I’ve been a little off lately.
We recently bought a house, moved, remodeled. I’ve found it difficult to acknowledge the reality of how stressful it’s all been.
I’ve literally had to teach myself to say, “I’m overwhelmed.” They’re very uncomfortable words to describe a very uncomfortable feeling.
It’s hard to admit it. It’s better to be stronger than the circumstance, to busy yourself with solutions to solve the problem. It’s a frantic race, one that’s meant a lot of sleepless nights, Google searches, trips to Home Depot.
We knocked down a gigantic 18′ brick wall that divided the main living room from the kitchen. It was an exhausting undertaking, taking down that wall. And it’s not just demolition that can be back-breaking. It’s the dust. It’s the disposal.
That wall came down, but it morphed into something much larger. It became 2,500 bricks scattered all over the floor. It became this gritty red dust that got in your hair, on your clothes, in your nose. It settled on every exposed surface, even on the shelves of closed cabinets down the hallway.
What do you do with 2,500 bricks? I hope you never find yourself asking that question. But 3 trailer loads and a 14′ construction debris dumpster later, the bricks were finally gone.
It’s hard to see your house stripped down, bare and broken. Once the wall was gone, we had no floor, exposed studs, a giant gaping hole in the ceiling. I couldn’t stand still in that room for long.
But somehow it all still seems like a frivolous, first-world-problem. Buy a house that will take decades to pay off, start a larger-than-DIY project. Read too many design blogs and you’ll find yourself in trouble.
I’ve been thinking a lot about Excess. About Exhaustion. They’re related.
It’s boxes stacked to the ceiling, bags of trash, all those wedding gifts you never needed. It’s drywall screws, unfinished concrete, joint compound, primer, paint. It’s the cost of all those things, how to get them, get rid of them.
It’s all been a little more than I could handle. The balance of order, routine, priorities all get shifted, broken even. It’s easy to lose sight of the why knock down a wall? question.

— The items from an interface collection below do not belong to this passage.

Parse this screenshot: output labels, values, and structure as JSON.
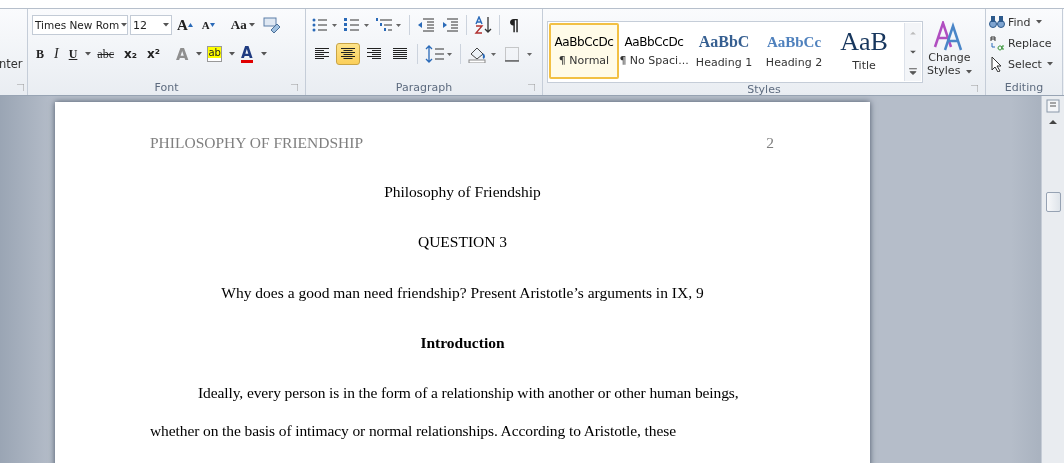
{
  "ribbon": {
    "clipped_group": {
      "label_fragment": "nter"
    },
    "font": {
      "label": "Font",
      "font_name": "Times New Rom",
      "font_size": "12",
      "row1": [
        {
          "kind": "grow",
          "text": "A"
        },
        {
          "kind": "shrink",
          "text": "A"
        },
        {
          "kind": "case",
          "text": "Aa"
        },
        {
          "kind": "clear"
        }
      ],
      "row2": [
        {
          "kind": "bold",
          "text": "B"
        },
        {
          "kind": "italic",
          "text": "I"
        },
        {
          "kind": "underline",
          "text": "U"
        },
        {
          "kind": "strike",
          "text": "abc"
        },
        {
          "kind": "sub",
          "text": "x₂"
        },
        {
          "kind": "sup",
          "text": "x²"
        },
        {
          "kind": "effects",
          "text": "A"
        },
        {
          "kind": "highlight",
          "text": "ab"
        },
        {
          "kind": "color",
          "text": "A"
        }
      ]
    },
    "paragraph": {
      "label": "Paragraph",
      "show_marks": "¶",
      "alignments": [
        {
          "kind": "left",
          "selected": false
        },
        {
          "kind": "center",
          "selected": true
        },
        {
          "kind": "right",
          "selected": false
        },
        {
          "kind": "justify",
          "selected": false
        }
      ]
    },
    "styles": {
      "label": "Styles",
      "items": [
        {
          "kind": "normal",
          "preview": "AaBbCcDc",
          "name": "¶ Normal",
          "selected": true
        },
        {
          "kind": "nospacing",
          "preview": "AaBbCcDc",
          "name": "¶ No Spaci...",
          "selected": false
        },
        {
          "kind": "heading1",
          "preview": "AaBbC",
          "name": "Heading 1",
          "selected": false
        },
        {
          "kind": "heading2",
          "preview": "AaBbCc",
          "name": "Heading 2",
          "selected": false
        },
        {
          "kind": "title",
          "preview": "AaB",
          "name": "Title",
          "selected": false
        }
      ],
      "change_styles": [
        "Change",
        "Styles"
      ]
    },
    "editing": {
      "label": "Editing",
      "commands": [
        {
          "kind": "find",
          "text": "Find",
          "dropdown": true
        },
        {
          "kind": "replace",
          "text": "Replace",
          "dropdown": false
        },
        {
          "kind": "select",
          "text": "Select",
          "dropdown": true
        }
      ]
    }
  },
  "document": {
    "header": "PHILOSOPHY OF FRIENDSHIP",
    "page_number": "2",
    "blocks": [
      {
        "kind": "center",
        "text": "Philosophy of Friendship"
      },
      {
        "kind": "center",
        "text": "QUESTION 3"
      },
      {
        "kind": "center",
        "text": "Why does a good man need friendship? Present Aristotle’s arguments in IX, 9"
      },
      {
        "kind": "heading",
        "text": "Introduction"
      },
      {
        "kind": "body",
        "lines": [
          "Ideally, every person is in the form of a relationship with another or other human beings,",
          "whether on the basis of intimacy or normal relationships.  According to Aristotle, these"
        ]
      }
    ]
  }
}
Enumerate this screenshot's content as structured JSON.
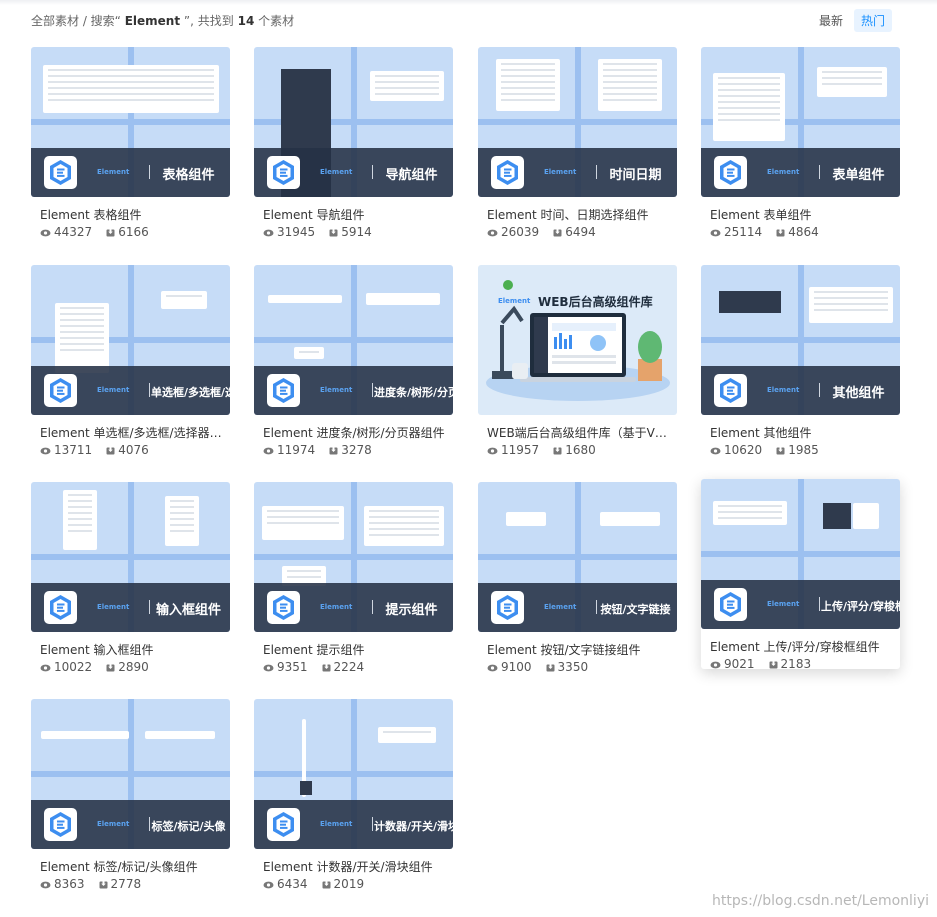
{
  "header": {
    "crumb_prefix": "全部素材 / 搜索“",
    "search_term": "Element",
    "crumb_middle": "”, 共找到",
    "result_count": "14",
    "crumb_suffix": "个素材",
    "sort_options": [
      {
        "label": "最新",
        "active": false
      },
      {
        "label": "热门",
        "active": true
      }
    ]
  },
  "band_word": "Element",
  "cards": [
    {
      "title": "Element 表格组件",
      "band": "表格组件",
      "views": "44327",
      "downloads": "6166"
    },
    {
      "title": "Element 导航组件",
      "band": "导航组件",
      "views": "31945",
      "downloads": "5914"
    },
    {
      "title": "Element 时间、日期选择组件",
      "band": "时间日期",
      "views": "26039",
      "downloads": "6494"
    },
    {
      "title": "Element 表单组件",
      "band": "表单组件",
      "views": "25114",
      "downloads": "4864"
    },
    {
      "title": "Element 单选框/多选框/选择器组...",
      "band": "单选框/多选框/选择器",
      "views": "13711",
      "downloads": "4076"
    },
    {
      "title": "Element 进度条/树形/分页器组件",
      "band": "进度条/树形/分页器",
      "views": "11974",
      "downloads": "3278"
    },
    {
      "title": "WEB端后台高级组件库（基于VU...",
      "band": "",
      "banner": "WEB后台高级组件库",
      "banner_logo": "Element",
      "views": "11957",
      "downloads": "1680"
    },
    {
      "title": "Element 其他组件",
      "band": "其他组件",
      "views": "10620",
      "downloads": "1985"
    },
    {
      "title": "Element 输入框组件",
      "band": "输入框组件",
      "views": "10022",
      "downloads": "2890"
    },
    {
      "title": "Element 提示组件",
      "band": "提示组件",
      "views": "9351",
      "downloads": "2224"
    },
    {
      "title": "Element 按钮/文字链接组件",
      "band": "按钮/文字链接",
      "views": "9100",
      "downloads": "3350"
    },
    {
      "title": "Element 上传/评分/穿梭框组件",
      "band": "上传/评分/穿梭框",
      "views": "9021",
      "downloads": "2183"
    },
    {
      "title": "Element 标签/标记/头像组件",
      "band": "标签/标记/头像",
      "views": "8363",
      "downloads": "2778"
    },
    {
      "title": "Element 计数器/开关/滑块组件",
      "band": "计数器/开关/滑块",
      "views": "6434",
      "downloads": "2019"
    }
  ],
  "watermark": "https://blog.csdn.net/Lemonliyi",
  "colors": {
    "accent": "#1890ff",
    "band": "#263146",
    "thumb_bg": "#c6dcf7",
    "grid_line": "#9cc0f0"
  },
  "icons": {
    "views": "eye-icon",
    "downloads": "download-box-icon",
    "logo": "element-logo-icon"
  }
}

It’s about togetherness, about making a space where we could live, really live, in one open, undivided place. It’s about those dinners with friends on the weekends, or week nights washing dishes and watching TV, without having to be separated. It’s all been about making a home.